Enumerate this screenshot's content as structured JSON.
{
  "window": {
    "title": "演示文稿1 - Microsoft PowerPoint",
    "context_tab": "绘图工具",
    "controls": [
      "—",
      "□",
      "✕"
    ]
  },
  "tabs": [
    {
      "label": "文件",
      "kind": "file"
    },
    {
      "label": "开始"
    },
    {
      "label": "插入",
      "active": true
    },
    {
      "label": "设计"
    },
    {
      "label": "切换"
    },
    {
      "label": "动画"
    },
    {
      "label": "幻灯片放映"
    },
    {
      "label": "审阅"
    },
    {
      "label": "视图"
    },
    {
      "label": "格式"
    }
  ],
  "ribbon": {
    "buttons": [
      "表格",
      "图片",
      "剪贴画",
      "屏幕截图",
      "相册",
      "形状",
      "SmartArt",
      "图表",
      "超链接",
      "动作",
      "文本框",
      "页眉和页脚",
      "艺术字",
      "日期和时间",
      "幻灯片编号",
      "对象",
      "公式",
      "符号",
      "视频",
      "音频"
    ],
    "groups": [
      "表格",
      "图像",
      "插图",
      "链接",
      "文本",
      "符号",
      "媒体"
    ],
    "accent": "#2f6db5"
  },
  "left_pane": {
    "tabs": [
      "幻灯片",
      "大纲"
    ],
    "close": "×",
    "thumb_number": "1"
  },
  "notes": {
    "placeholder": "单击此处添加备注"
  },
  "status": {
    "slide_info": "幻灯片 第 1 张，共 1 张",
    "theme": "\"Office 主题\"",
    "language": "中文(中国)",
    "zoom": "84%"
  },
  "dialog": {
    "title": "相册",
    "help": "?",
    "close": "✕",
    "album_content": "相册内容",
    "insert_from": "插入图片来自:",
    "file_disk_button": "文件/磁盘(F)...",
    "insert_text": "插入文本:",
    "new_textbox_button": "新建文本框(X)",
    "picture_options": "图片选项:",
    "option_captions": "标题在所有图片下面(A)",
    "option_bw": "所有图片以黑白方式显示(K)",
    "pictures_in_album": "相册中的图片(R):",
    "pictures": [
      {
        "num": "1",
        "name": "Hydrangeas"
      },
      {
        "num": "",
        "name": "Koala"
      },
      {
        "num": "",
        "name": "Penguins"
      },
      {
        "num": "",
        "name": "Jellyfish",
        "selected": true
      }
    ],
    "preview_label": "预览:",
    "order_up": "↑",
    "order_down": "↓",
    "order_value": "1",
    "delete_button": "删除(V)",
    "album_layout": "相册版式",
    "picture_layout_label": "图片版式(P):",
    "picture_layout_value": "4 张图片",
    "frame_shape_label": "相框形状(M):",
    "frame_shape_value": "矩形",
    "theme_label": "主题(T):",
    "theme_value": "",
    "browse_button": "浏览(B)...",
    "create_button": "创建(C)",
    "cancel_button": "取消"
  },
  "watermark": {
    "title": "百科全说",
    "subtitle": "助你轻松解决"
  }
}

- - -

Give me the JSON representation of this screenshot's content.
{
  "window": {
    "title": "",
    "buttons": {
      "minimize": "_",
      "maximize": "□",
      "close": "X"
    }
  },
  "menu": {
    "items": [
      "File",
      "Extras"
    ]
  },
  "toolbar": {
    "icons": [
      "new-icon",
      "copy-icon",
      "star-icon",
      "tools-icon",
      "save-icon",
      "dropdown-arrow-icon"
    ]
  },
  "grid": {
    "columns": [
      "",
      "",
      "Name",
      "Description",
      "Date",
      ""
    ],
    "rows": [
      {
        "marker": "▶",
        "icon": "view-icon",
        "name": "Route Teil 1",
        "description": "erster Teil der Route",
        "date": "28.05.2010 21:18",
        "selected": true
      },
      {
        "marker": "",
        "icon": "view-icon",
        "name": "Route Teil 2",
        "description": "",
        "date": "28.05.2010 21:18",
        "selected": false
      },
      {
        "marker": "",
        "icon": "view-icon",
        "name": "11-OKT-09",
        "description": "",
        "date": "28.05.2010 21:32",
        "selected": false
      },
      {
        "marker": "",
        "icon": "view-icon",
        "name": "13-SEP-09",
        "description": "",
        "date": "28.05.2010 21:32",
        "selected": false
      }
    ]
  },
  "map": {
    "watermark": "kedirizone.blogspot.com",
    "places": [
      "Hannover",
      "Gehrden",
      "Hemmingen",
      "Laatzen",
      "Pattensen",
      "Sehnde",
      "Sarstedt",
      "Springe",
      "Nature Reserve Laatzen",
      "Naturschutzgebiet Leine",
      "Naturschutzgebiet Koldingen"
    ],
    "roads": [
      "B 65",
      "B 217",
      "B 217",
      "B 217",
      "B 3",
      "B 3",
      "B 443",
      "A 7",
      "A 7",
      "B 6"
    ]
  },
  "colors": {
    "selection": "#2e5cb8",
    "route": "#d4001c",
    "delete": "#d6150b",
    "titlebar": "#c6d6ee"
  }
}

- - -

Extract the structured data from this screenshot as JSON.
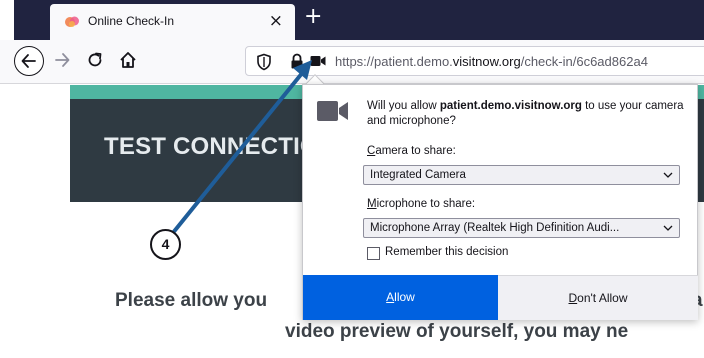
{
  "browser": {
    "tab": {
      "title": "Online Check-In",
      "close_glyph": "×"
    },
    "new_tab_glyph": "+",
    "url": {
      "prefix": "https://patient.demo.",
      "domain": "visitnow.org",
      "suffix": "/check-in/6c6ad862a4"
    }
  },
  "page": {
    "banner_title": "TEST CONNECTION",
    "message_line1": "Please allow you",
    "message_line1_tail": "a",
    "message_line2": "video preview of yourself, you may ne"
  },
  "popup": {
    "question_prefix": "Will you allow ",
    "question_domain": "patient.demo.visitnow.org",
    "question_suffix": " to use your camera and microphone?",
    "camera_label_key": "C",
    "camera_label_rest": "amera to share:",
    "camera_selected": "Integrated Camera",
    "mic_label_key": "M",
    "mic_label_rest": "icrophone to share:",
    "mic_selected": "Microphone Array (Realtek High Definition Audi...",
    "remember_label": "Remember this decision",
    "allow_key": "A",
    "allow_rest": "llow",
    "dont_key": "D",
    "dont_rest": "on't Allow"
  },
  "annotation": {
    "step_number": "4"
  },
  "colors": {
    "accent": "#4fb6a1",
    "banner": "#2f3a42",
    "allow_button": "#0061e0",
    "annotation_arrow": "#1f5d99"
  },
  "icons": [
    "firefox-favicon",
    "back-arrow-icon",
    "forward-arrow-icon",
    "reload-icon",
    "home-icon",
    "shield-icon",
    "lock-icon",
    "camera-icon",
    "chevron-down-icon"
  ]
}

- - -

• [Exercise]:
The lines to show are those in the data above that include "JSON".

• [Solved exercise]:
Enumerate this screenshot's content as structured JSON.
Give me the JSON representation of this screenshot's content.
Extract the structured data from this screenshot as JSON.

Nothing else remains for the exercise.